## Supplied data
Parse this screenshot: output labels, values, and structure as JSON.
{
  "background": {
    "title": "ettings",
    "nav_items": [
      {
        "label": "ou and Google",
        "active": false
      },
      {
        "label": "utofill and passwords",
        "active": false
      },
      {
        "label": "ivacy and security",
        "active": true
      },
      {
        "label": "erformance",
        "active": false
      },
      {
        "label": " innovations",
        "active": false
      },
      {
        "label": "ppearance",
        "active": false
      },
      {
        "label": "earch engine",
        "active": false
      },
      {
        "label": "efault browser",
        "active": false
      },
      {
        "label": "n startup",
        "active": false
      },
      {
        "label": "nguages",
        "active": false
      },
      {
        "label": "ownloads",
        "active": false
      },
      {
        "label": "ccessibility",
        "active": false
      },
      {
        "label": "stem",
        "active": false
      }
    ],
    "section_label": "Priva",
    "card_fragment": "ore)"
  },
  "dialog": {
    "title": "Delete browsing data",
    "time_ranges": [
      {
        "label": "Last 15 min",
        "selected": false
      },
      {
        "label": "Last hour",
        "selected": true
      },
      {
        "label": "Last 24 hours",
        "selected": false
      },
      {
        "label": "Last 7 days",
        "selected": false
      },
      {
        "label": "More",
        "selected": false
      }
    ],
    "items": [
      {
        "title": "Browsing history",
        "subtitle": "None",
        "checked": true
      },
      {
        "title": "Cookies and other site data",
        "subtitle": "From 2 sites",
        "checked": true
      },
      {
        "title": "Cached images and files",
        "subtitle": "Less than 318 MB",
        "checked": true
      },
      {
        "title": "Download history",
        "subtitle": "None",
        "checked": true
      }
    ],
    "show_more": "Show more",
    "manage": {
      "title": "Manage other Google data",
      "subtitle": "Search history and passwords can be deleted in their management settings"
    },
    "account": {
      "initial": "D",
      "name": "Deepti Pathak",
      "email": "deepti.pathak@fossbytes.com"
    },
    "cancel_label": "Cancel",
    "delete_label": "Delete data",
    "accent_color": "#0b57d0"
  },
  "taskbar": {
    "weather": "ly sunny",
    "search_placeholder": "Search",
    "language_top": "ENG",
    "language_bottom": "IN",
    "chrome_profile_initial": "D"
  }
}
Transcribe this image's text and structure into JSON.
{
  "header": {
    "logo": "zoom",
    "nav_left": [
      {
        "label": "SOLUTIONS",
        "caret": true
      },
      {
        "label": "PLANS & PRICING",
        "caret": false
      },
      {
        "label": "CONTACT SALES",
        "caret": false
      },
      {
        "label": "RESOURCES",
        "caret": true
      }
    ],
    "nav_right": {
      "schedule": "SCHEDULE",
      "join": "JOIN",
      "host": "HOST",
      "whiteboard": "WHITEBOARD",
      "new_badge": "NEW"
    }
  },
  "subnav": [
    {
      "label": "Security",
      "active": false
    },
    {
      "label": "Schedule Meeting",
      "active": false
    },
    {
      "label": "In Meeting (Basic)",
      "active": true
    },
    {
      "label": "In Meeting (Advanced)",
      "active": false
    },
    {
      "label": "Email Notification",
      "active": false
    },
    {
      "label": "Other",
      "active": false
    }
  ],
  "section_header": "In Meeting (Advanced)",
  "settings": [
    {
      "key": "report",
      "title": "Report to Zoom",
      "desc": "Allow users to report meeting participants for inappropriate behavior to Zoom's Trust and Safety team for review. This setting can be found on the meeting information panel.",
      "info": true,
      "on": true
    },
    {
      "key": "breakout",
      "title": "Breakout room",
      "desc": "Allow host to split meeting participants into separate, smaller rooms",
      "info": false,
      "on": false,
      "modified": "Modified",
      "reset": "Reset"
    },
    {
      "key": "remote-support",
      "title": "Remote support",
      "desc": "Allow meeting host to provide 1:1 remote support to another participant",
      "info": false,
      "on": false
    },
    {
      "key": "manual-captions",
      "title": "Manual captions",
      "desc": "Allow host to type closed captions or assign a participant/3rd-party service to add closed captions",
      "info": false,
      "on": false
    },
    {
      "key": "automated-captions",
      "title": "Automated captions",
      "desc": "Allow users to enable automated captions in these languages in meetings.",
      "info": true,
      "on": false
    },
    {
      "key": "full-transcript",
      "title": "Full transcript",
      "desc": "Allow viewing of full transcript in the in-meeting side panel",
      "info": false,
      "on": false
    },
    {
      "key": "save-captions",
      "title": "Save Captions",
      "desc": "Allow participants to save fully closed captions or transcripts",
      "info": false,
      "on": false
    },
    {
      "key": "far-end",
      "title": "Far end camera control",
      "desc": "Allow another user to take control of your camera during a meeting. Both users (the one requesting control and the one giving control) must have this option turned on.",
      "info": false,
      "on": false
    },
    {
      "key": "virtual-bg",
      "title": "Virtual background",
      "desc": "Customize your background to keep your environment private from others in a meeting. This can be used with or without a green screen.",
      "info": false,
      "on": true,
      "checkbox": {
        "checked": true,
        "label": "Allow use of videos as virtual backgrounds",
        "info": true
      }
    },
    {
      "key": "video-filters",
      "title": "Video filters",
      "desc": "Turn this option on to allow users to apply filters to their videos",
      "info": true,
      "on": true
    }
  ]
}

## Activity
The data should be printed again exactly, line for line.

## Exercise solution
Parse this screenshot: output labels, values, and structure as JSON.
{
  "background": {
    "title": "ettings",
    "nav_items": [
      {
        "label": "ou and Google",
        "active": false
      },
      {
        "label": "utofill and passwords",
        "active": false
      },
      {
        "label": "ivacy and security",
        "active": true
      },
      {
        "label": "erformance",
        "active": false
      },
      {
        "label": " innovations",
        "active": false
      },
      {
        "label": "ppearance",
        "active": false
      },
      {
        "label": "earch engine",
        "active": false
      },
      {
        "label": "efault browser",
        "active": false
      },
      {
        "label": "n startup",
        "active": false
      },
      {
        "label": "nguages",
        "active": false
      },
      {
        "label": "ownloads",
        "active": false
      },
      {
        "label": "ccessibility",
        "active": false
      },
      {
        "label": "stem",
        "active": false
      }
    ],
    "section_label": "Priva",
    "card_fragment": "ore)"
  },
  "dialog": {
    "title": "Delete browsing data",
    "time_ranges": [
      {
        "label": "Last 15 min",
        "selected": false
      },
      {
        "label": "Last hour",
        "selected": true
      },
      {
        "label": "Last 24 hours",
        "selected": false
      },
      {
        "label": "Last 7 days",
        "selected": false
      },
      {
        "label": "More",
        "selected": false
      }
    ],
    "items": [
      {
        "title": "Browsing history",
        "subtitle": "None",
        "checked": true
      },
      {
        "title": "Cookies and other site data",
        "subtitle": "From 2 sites",
        "checked": true
      },
      {
        "title": "Cached images and files",
        "subtitle": "Less than 318 MB",
        "checked": true
      },
      {
        "title": "Download history",
        "subtitle": "None",
        "checked": true
      }
    ],
    "show_more": "Show more",
    "manage": {
      "title": "Manage other Google data",
      "subtitle": "Search history and passwords can be deleted in their management settings"
    },
    "account": {
      "initial": "D",
      "name": "Deepti Pathak",
      "email": "deepti.pathak@fossbytes.com"
    },
    "cancel_label": "Cancel",
    "delete_label": "Delete data",
    "accent_color": "#0b57d0"
  },
  "taskbar": {
    "weather": "ly sunny",
    "search_placeholder": "Search",
    "language_top": "ENG",
    "language_bottom": "IN",
    "chrome_profile_initial": "D"
  }
}
Transcribe this image's text and structure into JSON.
{
  "header": {
    "logo": "zoom",
    "nav_left": [
      {
        "label": "SOLUTIONS",
        "caret": true
      },
      {
        "label": "PLANS & PRICING",
        "caret": false
      },
      {
        "label": "CONTACT SALES",
        "caret": false
      },
      {
        "label": "RESOURCES",
        "caret": true
      }
    ],
    "nav_right": {
      "schedule": "SCHEDULE",
      "join": "JOIN",
      "host": "HOST",
      "whiteboard": "WHITEBOARD",
      "new_badge": "NEW"
    }
  },
  "subnav": [
    {
      "label": "Security",
      "active": false
    },
    {
      "label": "Schedule Meeting",
      "active": false
    },
    {
      "label": "In Meeting (Basic)",
      "active": true
    },
    {
      "label": "In Meeting (Advanced)",
      "active": false
    },
    {
      "label": "Email Notification",
      "active": false
    },
    {
      "label": "Other",
      "active": false
    }
  ],
  "section_header": "In Meeting (Advanced)",
  "settings": [
    {
      "key": "report",
      "title": "Report to Zoom",
      "desc": "Allow users to report meeting participants for inappropriate behavior to Zoom's Trust and Safety team for review. This setting can be found on the meeting information panel.",
      "info": true,
      "on": true
    },
    {
      "key": "breakout",
      "title": "Breakout room",
      "desc": "Allow host to split meeting participants into separate, smaller rooms",
      "info": false,
      "on": false,
      "modified": "Modified",
      "reset": "Reset"
    },
    {
      "key": "remote-support",
      "title": "Remote support",
      "desc": "Allow meeting host to provide 1:1 remote support to another participant",
      "info": false,
      "on": false
    },
    {
      "key": "manual-captions",
      "title": "Manual captions",
      "desc": "Allow host to type closed captions or assign a participant/3rd-party service to add closed captions",
      "info": false,
      "on": false
    },
    {
      "key": "automated-captions",
      "title": "Automated captions",
      "desc": "Allow users to enable automated captions in these languages in meetings.",
      "info": true,
      "on": false
    },
    {
      "key": "full-transcript",
      "title": "Full transcript",
      "desc": "Allow viewing of full transcript in the in-meeting side panel",
      "info": false,
      "on": false
    },
    {
      "key": "save-captions",
      "title": "Save Captions",
      "desc": "Allow participants to save fully closed captions or transcripts",
      "info": false,
      "on": false
    },
    {
      "key": "far-end",
      "title": "Far end camera control",
      "desc": "Allow another user to take control of your camera during a meeting. Both users (the one requesting control and the one giving control) must have this option turned on.",
      "info": false,
      "on": false
    },
    {
      "key": "virtual-bg",
      "title": "Virtual background",
      "desc": "Customize your background to keep your environment private from others in a meeting. This can be used with or without a green screen.",
      "info": false,
      "on": true,
      "checkbox": {
        "checked": true,
        "label": "Allow use of videos as virtual backgrounds",
        "info": true
      }
    },
    {
      "key": "video-filters",
      "title": "Video filters",
      "desc": "Turn this option on to allow users to apply filters to their videos",
      "info": true,
      "on": true
    }
  ]
}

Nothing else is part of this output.